Recent trends show that an increasing number of people are getting interested to work in the development sector. International NGOs offer the best opportunities for such people. NGO domain is a very vast and varied one, and one needs to find out which cause he/she relates with, which domain in particular would one want to work in, before exploring this arena to work.
Undoubtedly, the international NGOs offer a huge scope for learning and gaining experience in the sector. Also, if someone wants to study further, they offer vast experience of working in dynamic and challenging environments, and enable one to witness global challenges with a hands-on experience. So, if you are interested in working for the challenges in human development on a global level, a career option in an international NGO is the best choice for you. How to find a place in such an organization is explained here:
Know yourself: The first step is to assess yourself. Undertake a personal assessment, introspect and write about what you feel about yourself in terms of your career and other priorities. List down your priorities, your skills, educational background and experience. If you are willing to learn and grow in this sector, are flexible and keen to understand the limits of a career in development sector like limits in pay, long working hours, challenging yet exciting roles, etc.; then you are good to go. Other various challenges you need to be prepared for are work and situation related stress, lot of travel, different language and socio-cultural context, long working hours, dynamic environments, etc.
Learn, learn and learn: The next step is to educate yourself further. In the development sector, learning never stops. Try to learn about the various aspects of the field, the realities and challenges, the potential solutions to the global problems, various models being applied and tested across the world. One practical way to learn about these would be to volunteer in a development organization. You may find a local organization of your choice for volunteering experience, which would open your eyes to the functioning of an NGO plus the myriad challenges it caters to.
Bring a skill to the table: You would like to build on the skills and expertise you already have. NGOs are looking for professional and managerial skills, apart from many other technical skills. Bringing a different professional skill to the table will be helpful for the NGO, and would result in a win-win situation. For example, if you have a background in marketing and communication, you may be an asset to a development organization in their marketing and fundraising efforts. Try to strike a balance between what skills you have and what are the skill gaps the NGO needs to fill. Connecting the dots must not be difficult then.
Identify a cause and a domain of your interest: Search about the domains NGOs work in, identify the domain you are most interested in. For example, NGOs work for different causes like child education, vocational training and livelihoods, health, women empowerment, water and sanitation, environment and many more. Large organizations have well-defined departments like finance, human resource, etc, but most of the small NGOs do not have these departments and many-a-times the well-defined boundaries between the roles are missing.
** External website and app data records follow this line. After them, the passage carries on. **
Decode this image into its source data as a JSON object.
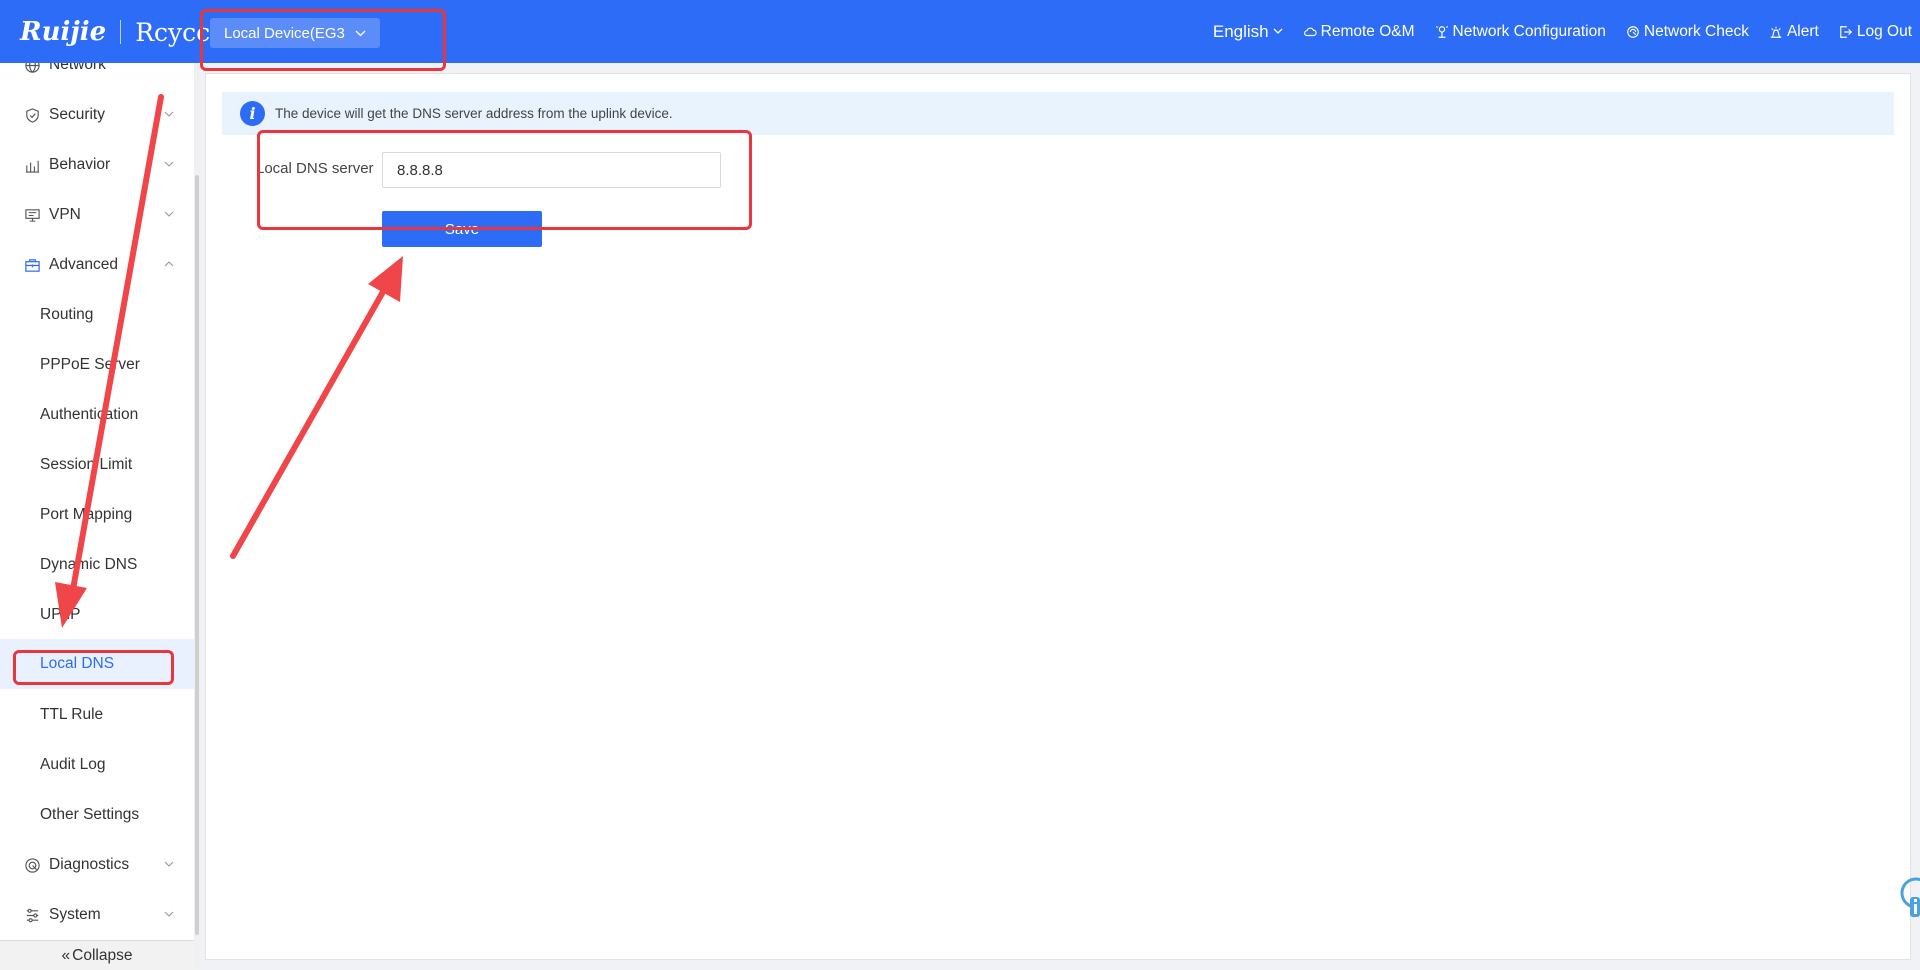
{
  "header": {
    "brand": "Ruijie",
    "product": "Rcycc",
    "device_select": "Local Device(EG3",
    "language": "English",
    "nav": {
      "remote": "Remote O&M",
      "netconfig": "Network Configuration",
      "netcheck": "Network Check",
      "alert": "Alert",
      "logout": "Log Out"
    }
  },
  "sidebar": {
    "network_partial": "Network",
    "security": "Security",
    "behavior": "Behavior",
    "vpn": "VPN",
    "advanced": "Advanced",
    "advanced_items": [
      "Routing",
      "PPPoE Server",
      "Authentication",
      "Session Limit",
      "Port Mapping",
      "Dynamic DNS",
      "UPnP",
      "Local DNS",
      "TTL Rule",
      "Audit Log",
      "Other Settings"
    ],
    "active_item": "Local DNS",
    "diagnostics": "Diagnostics",
    "system": "System",
    "collapse": "Collapse"
  },
  "main": {
    "info_text": "The device will get the DNS server address from the uplink device.",
    "field_label": "Local DNS server",
    "dns_value": "8.8.8.8",
    "save_label": "Save"
  },
  "colors": {
    "accent": "#2d6cf6",
    "annotation_red": "#e8363d",
    "info_bg": "#e8f3fd"
  }
}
Identify which cause you are most interested to work towards, and match your own skills and experience with the functions of the NGO.
Look for NGOs and volunteering opportunities: Search the NGOs working in the domain of your interest, short-list them, and talk to some people working in this domain. Try to find out someone from these shortlisted NGOs and then make an informed decision. Volunteering experience in an NGO can also be very beneficial for making contacts, understanding the NGO world, and learning about the functioning of an NGO. In addition, most of the NGOs look for previous experience with NGOs and volunteering experience of candidates while recruiting.
Be flexible: It might be helpful to know what qualities NGOs look for in a potential candidate. Some of them are commitment, prior experience in NGOs, decision making skills, flexibility, willingness to travel, language skills, social and cultural openness and flexibility, and so on. It is understandable that field visits and challenges will excite you if you are willing to work with an NGO, but initially even if you don’t get an opportunity to visit field and are stuck in office work instead, make sure you make the best use of your time at the office. This can be a great opportunity for you to make contacts, understanding the administration of a development organization, and many other things.
Work on your cover letter and resume: Develop skills and enrich your resume by adding volunteering experience and other NGO experience. Remember that working on a cover letter is equally important. So, make you resume and cover letter richer. Search websites for opportunities in NGOs, like fundsforNGOs.org, devnetjobs.org, or look for local openings. You are ready to launch yourself in this world of development, the world of endless opportunities towards human development, the world of NGOs.